Stuff happens, my coach said. Hang in there. This is a long-term process, and change doesn’t take place over night. When the going gets rough, she said, you might try focusing for a few minutes on an emotionally neutral subject—a character in a novel, say, or a photo on the wall—anything to move your mind into stress-free territory. Later in the call she suggested I might want to add Mayo’s meditation app to my iPhone. I gave it a shot. It only cost $2.99, and turned out to be a cool way to slide 10 minutes of slow, relaxing breathing into a busy schedule.
Dr. Vickers Douglas and I had two more Wednesday afternoon phone calls. She was supportive, made good suggestions, and wouldn’t let me get down on myself. As a result of the calls and my class notes, some of the resiliency stuff I heard in Rochester—the stuff that struck me as airy-fairy—is beginning to make sense. I still don’t talk to strangers on the subway, but I’m smiling and saying good morning to people on the elevator in the Time/Life building. And no one has slugged me yet.
Taking My Medicine
The formal part of the program I attended didn’t kick off until noon on Monday. I used the free time that morning to schedule an appointment at the clinic to tackle a medical issue—chronic dryness and pain in my eyes. After a thorough exam and discussion of the drops, steroids, plugs, and procedures I’ve tried over the years, Cherie B. Nau, a senior associate in the Mayo ophthalmology department, suggested I might want to go for a punctual cautery occlusion, a fancy term for a procedure in which the openings in the corner of my eyes are cauterized shut, closing the passageway through which the modest amount of tears I produce escape.

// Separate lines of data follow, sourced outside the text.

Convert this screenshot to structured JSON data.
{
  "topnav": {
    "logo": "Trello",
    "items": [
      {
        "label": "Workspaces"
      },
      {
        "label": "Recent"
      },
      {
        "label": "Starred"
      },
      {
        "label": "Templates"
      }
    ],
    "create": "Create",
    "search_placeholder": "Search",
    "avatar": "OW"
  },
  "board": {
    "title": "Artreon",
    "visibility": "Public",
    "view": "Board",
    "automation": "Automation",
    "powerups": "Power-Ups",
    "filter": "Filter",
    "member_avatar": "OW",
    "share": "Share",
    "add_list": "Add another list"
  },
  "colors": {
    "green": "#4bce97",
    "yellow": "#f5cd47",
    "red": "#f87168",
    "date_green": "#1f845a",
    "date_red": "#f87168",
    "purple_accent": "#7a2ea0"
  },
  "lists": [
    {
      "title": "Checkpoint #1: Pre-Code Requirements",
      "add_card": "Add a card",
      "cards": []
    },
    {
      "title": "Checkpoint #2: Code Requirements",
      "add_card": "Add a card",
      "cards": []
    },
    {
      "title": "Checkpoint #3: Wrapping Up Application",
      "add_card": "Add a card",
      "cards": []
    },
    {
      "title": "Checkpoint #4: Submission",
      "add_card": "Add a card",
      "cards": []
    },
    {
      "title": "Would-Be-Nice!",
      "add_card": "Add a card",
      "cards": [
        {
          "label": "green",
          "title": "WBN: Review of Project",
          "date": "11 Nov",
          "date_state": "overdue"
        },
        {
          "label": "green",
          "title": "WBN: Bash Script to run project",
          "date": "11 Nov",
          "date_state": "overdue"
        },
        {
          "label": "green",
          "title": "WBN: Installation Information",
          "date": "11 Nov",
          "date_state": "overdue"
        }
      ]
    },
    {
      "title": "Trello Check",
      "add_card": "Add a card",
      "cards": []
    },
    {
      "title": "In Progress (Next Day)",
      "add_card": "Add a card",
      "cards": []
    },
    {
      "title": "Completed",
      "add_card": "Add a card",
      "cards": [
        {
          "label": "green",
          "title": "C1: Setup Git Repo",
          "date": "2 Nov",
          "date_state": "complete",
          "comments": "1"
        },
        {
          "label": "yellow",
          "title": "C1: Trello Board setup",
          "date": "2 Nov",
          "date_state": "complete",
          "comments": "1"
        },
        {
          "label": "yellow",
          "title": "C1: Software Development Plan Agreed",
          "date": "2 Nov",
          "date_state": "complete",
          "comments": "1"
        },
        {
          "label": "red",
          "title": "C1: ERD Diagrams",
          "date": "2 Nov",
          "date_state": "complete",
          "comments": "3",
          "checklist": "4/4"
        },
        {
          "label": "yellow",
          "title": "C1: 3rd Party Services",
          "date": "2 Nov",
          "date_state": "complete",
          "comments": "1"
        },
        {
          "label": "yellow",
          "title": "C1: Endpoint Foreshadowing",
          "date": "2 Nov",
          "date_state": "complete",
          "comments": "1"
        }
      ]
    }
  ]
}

It didn’t sound like fun, but what the hell. I returned to the clinic at 4:30 that afternoon and was introduced to Heidrun Gollagly, a surgical resident. Dr. Gollagly looked me over and agreed that the procedure would be a good one to try. The tool she planned to use to cauterize the openings didn’t look too dangerous. There will be about three seconds of sharp pain in each eye, she said, and there was. There might be pain and bleeding during the night, she added. There wasn’t. I woke the next morning feeling fine, and now, three months after the cauterization, the dryness and burning I had been living with for years are virtually gone.
It was great to blend a little medicine into my visit to Rochester, and it’s something I suspect others are apt to do. It’s a double play that makes sense.
It’s now three months since my visit to Rochester. I haven’t made any real progress on the resiliency front, but I’m working out regularly, doing more walking, and I’ve lost another two pounds.
But enough about me. How are things at the new Healthy Living Plan, which officially launched on June 2? Shaping up nicely, says Hensrud. We’re a startup, a work-in-progress, and new wrinkles are regularly being added to the program. The spa facilities at the Abraham center are now up and running, so participants have an assortment of new electives to add to their schedules. The programs now end with a low-key graduation session at which participants are encouraged to discuss their experiences, share ideas, and swap contact data. Most important, follow-up contacts with Mayo coaches have been extended to six months, and they now include phone calls, secure email messaging, and web postings.
For an overview of what the program looks like, go to healthyliving.mayoclinic.org/services-/the-healthy-living-plan.php.